**Exercise aim**
The whole listing should be retyped exactly as it appears.

**Extracted information**
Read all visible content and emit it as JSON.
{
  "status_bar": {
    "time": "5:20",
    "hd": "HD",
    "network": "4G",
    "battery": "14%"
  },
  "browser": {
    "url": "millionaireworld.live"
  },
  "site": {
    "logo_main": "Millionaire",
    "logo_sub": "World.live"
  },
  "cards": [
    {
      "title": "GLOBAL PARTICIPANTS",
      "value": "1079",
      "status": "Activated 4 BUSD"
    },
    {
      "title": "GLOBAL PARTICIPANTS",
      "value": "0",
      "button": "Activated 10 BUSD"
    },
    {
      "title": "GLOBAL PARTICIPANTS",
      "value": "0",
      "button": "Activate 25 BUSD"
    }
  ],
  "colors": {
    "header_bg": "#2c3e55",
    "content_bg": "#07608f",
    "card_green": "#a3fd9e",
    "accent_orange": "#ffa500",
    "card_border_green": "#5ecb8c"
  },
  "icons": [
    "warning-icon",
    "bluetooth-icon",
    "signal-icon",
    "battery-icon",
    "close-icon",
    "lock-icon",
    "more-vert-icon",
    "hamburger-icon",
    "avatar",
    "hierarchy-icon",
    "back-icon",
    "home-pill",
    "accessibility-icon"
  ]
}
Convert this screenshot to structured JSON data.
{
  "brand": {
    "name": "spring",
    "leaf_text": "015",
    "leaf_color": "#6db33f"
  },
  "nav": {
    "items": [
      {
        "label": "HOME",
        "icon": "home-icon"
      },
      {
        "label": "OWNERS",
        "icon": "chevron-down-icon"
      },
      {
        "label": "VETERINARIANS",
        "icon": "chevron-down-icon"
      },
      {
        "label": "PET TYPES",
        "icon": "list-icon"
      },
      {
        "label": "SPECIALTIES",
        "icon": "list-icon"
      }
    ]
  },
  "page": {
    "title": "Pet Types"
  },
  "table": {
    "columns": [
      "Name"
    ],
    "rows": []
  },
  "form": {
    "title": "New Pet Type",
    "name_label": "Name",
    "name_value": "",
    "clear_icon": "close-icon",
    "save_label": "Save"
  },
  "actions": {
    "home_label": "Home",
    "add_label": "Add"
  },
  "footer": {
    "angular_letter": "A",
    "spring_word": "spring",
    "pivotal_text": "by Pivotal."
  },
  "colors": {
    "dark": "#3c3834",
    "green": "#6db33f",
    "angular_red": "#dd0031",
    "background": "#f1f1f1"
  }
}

**Solution for this problem**
Read all visible content and emit it as JSON.
{
  "status_bar": {
    "time": "5:20",
    "hd": "HD",
    "network": "4G",
    "battery": "14%"
  },
  "browser": {
    "url": "millionaireworld.live"
  },
  "site": {
    "logo_main": "Millionaire",
    "logo_sub": "World.live"
  },
  "cards": [
    {
      "title": "GLOBAL PARTICIPANTS",
      "value": "1079",
      "status": "Activated 4 BUSD"
    },
    {
      "title": "GLOBAL PARTICIPANTS",
      "value": "0",
      "button": "Activated 10 BUSD"
    },
    {
      "title": "GLOBAL PARTICIPANTS",
      "value": "0",
      "button": "Activate 25 BUSD"
    }
  ],
  "colors": {
    "header_bg": "#2c3e55",
    "content_bg": "#07608f",
    "card_green": "#a3fd9e",
    "accent_orange": "#ffa500",
    "card_border_green": "#5ecb8c"
  },
  "icons": [
    "warning-icon",
    "bluetooth-icon",
    "signal-icon",
    "battery-icon",
    "close-icon",
    "lock-icon",
    "more-vert-icon",
    "hamburger-icon",
    "avatar",
    "hierarchy-icon",
    "back-icon",
    "home-pill",
    "accessibility-icon"
  ]
}
Convert this screenshot to structured JSON data.
{
  "brand": {
    "name": "spring",
    "leaf_text": "015",
    "leaf_color": "#6db33f"
  },
  "nav": {
    "items": [
      {
        "label": "HOME",
        "icon": "home-icon"
      },
      {
        "label": "OWNERS",
        "icon": "chevron-down-icon"
      },
      {
        "label": "VETERINARIANS",
        "icon": "chevron-down-icon"
      },
      {
        "label": "PET TYPES",
        "icon": "list-icon"
      },
      {
        "label": "SPECIALTIES",
        "icon": "list-icon"
      }
    ]
  },
  "page": {
    "title": "Pet Types"
  },
  "table": {
    "columns": [
      "Name"
    ],
    "rows": []
  },
  "form": {
    "title": "New Pet Type",
    "name_label": "Name",
    "name_value": "",
    "clear_icon": "close-icon",
    "save_label": "Save"
  },
  "actions": {
    "home_label": "Home",
    "add_label": "Add"
  },
  "footer": {
    "angular_letter": "A",
    "spring_word": "spring",
    "pivotal_text": "by Pivotal."
  },
  "colors": {
    "dark": "#3c3834",
    "green": "#6db33f",
    "angular_red": "#dd0031",
    "background": "#f1f1f1"
  }
}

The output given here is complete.